*The Foodie daughter requested that I expand upon the section about Duncan Hines.
Today we have the Internet and can research places to eat along the way and once we reach our destination. Restaurant reviews can help to guide the traveler to the best places to eat in a given location. Yes, this is a bit of work, but the results can be outstanding.
Case in point: my husband and I were traveling to Lexington, Kentucky for the annual Indiana Scottish Rite Council of Deliberation. While we could have made the three hour trip without stopping, I knew that this was finally the chance to try out a restaurant in Louisville, Kentucky that I had first heard about on the Food Network show Throwdown! with Bobby Flay. Bobby Flay had shown up to challenge Lynn’s Paradise Café owner Lynn Winter to a breakfast throwdown. Happily, Lynn rose to the challenge and won handily.
Owner Lynn misses no opportunity to interject fun and color in and on the building.
Even the parking lot is decorated.
The entire front section of the building was dedicated to selling merchandise, most of it as quirky and eclectic as the restaurant looked to be. Everything from wacky hats to toys to gag gifts filled the area.
On second thought, we really should have only ordered one dish for the both of us. Each serving could have fed a small village. Oh my, no wonder this dish sent Bobby Flay packing back to New York City. This is heaven on a plate.
After eating all that we could, and believe me, we both tried, we paid our bill and left. We later realized that we had left a bit of ourselves behind as my husband left his IU ball cap at the restaurant.
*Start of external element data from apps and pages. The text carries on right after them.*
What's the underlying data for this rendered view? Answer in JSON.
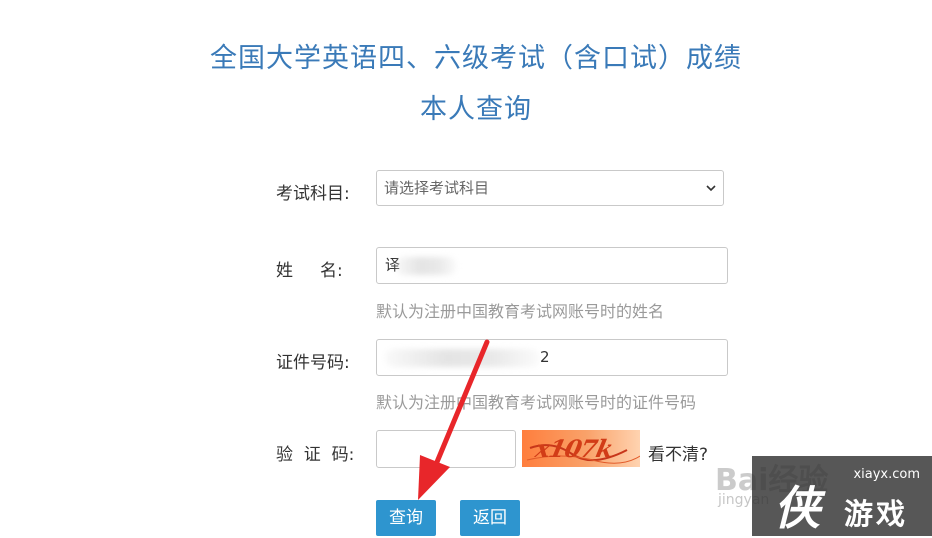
{
  "header": {
    "title_line1": "全国大学英语四、六级考试（含口试）成绩",
    "title_line2": "本人查询"
  },
  "form": {
    "subject_label": "考试科目:",
    "subject_placeholder": "请选择考试科目",
    "name_label": "姓     名:",
    "name_value_visible": "译",
    "name_hint": "默认为注册中国教育考试网账号时的姓名",
    "id_label": "证件号码:",
    "id_value_visible": "2",
    "id_hint": "默认为注册中国教育考试网账号时的证件号码",
    "captcha_label": "验  证  码:",
    "captcha_text": "x107k",
    "captcha_refresh": "看不清?",
    "query_button": "查询",
    "back_button": "返回"
  },
  "watermarks": {
    "baidu_main": "Bai经验",
    "baidu_sub": "jingyan",
    "site_domain": "xiayx.com",
    "site_big": "侠",
    "site_small": "游戏"
  },
  "colors": {
    "title": "#3a7ab8",
    "button": "#2e95cf",
    "hint": "#9a9a9a",
    "arrow": "#e8262a"
  }
}
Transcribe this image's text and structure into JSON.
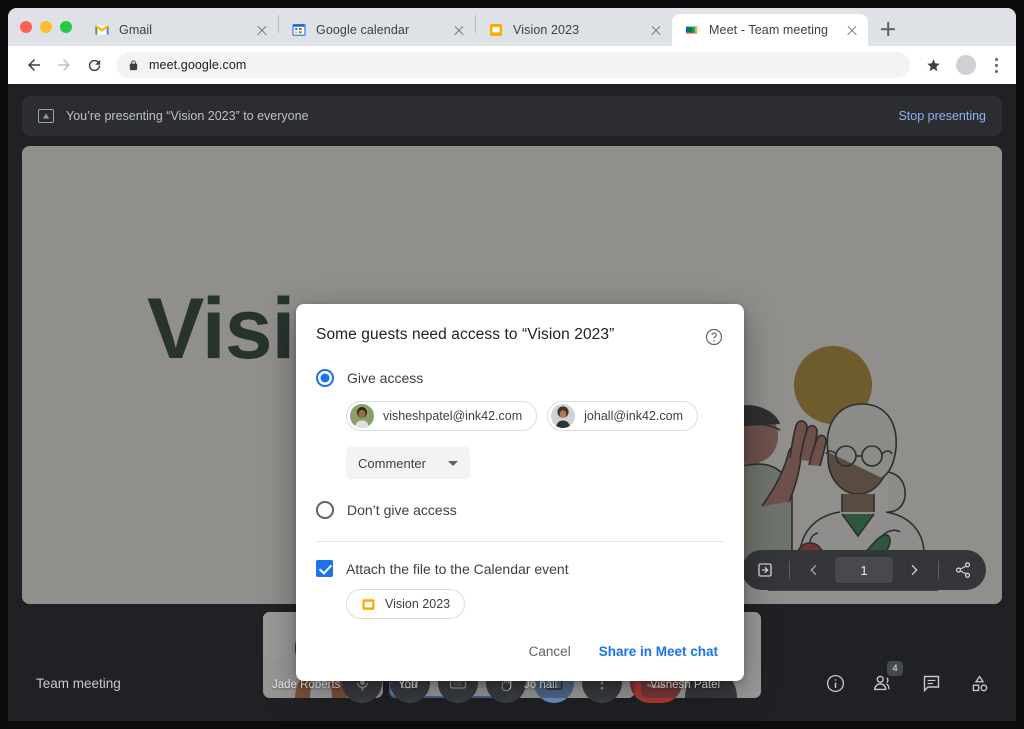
{
  "browser": {
    "tabs": [
      {
        "title": "Gmail",
        "icon": "gmail-icon",
        "active": false
      },
      {
        "title": "Google calendar",
        "icon": "google-calendar-icon",
        "active": false
      },
      {
        "title": "Vision 2023",
        "icon": "google-slides-icon",
        "active": false
      },
      {
        "title": "Meet - Team meeting",
        "icon": "google-meet-icon",
        "active": true
      }
    ],
    "new_tab_label": "+",
    "address": {
      "url": "meet.google.com",
      "lock_icon": "lock-icon",
      "back_icon": "back-arrow-icon",
      "forward_icon": "forward-arrow-icon",
      "reload_icon": "reload-icon",
      "bookmark_icon": "star-icon",
      "profile_icon": "profile-avatar-icon",
      "menu_icon": "three-dot-menu-icon"
    }
  },
  "meet": {
    "presenting_banner": {
      "icon": "present-screen-icon",
      "text": "You’re presenting “Vision 2023” to everyone",
      "stop_label": "Stop presenting"
    },
    "slide": {
      "title": "Visio",
      "page_number": "1",
      "nav": {
        "popout_icon": "open-in-new-icon",
        "prev_icon": "chevron-left-icon",
        "next_icon": "chevron-right-icon",
        "share_icon": "share-icon"
      }
    },
    "participants": [
      {
        "name": "Jade Roberts",
        "is_self": false,
        "speaking": false
      },
      {
        "name": "You",
        "is_self": true,
        "speaking": true
      },
      {
        "name": "Jo hall",
        "is_self": false,
        "speaking": false
      },
      {
        "name": "Vishesh Patel",
        "is_self": false,
        "speaking": false
      }
    ],
    "meeting_name": "Team meeting",
    "controls": [
      {
        "name": "microphone-button",
        "icon": "microphone-icon",
        "state": "on"
      },
      {
        "name": "camera-button",
        "icon": "video-camera-icon",
        "state": "on"
      },
      {
        "name": "captions-button",
        "icon": "closed-captions-icon",
        "state": "off"
      },
      {
        "name": "raise-hand-button",
        "icon": "raised-hand-icon",
        "state": "off"
      },
      {
        "name": "present-now-button",
        "icon": "present-screen-icon",
        "state": "active"
      },
      {
        "name": "more-options-button",
        "icon": "three-dot-menu-icon",
        "state": "off"
      },
      {
        "name": "leave-call-button",
        "icon": "end-call-icon",
        "state": "danger"
      }
    ],
    "right_controls": [
      {
        "name": "meeting-details-button",
        "icon": "info-icon",
        "badge": ""
      },
      {
        "name": "show-everyone-button",
        "icon": "people-icon",
        "badge": "4"
      },
      {
        "name": "chat-button",
        "icon": "chat-bubble-icon",
        "badge": ""
      },
      {
        "name": "activities-button",
        "icon": "activities-icon",
        "badge": ""
      }
    ]
  },
  "dialog": {
    "title": "Some guests need access to “Vision 2023”",
    "help_icon": "help-circle-icon",
    "options": [
      {
        "label": "Give access",
        "selected": true
      },
      {
        "label": "Don’t give access",
        "selected": false
      }
    ],
    "guests": [
      {
        "email": "visheshpatel@ink42.com",
        "avatar": "avatar-vishesh"
      },
      {
        "email": "johall@ink42.com",
        "avatar": "avatar-johall"
      }
    ],
    "role": {
      "value": "Commenter",
      "caret_icon": "chevron-down-icon"
    },
    "attach": {
      "label": "Attach the file to the Calendar event",
      "checked": true,
      "file_name": "Vision 2023",
      "file_icon": "google-slides-icon"
    },
    "actions": {
      "cancel": "Cancel",
      "confirm": "Share in Meet chat"
    }
  },
  "colors": {
    "accent_blue": "#1a73e8",
    "link_blue": "#8ab4f8",
    "slides_yellow": "#F9AB00",
    "danger_red": "#b33a34",
    "slide_title_green": "#0f2b1d",
    "sun_gold": "#ab8319"
  }
}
Sadly, though I looked, I didn’t catch sight of the elusive owner while we were there. I was really hoping to meet this interesting woman. Perhaps we will return one day and try the other dish that beat an Iron Chef’s best dish.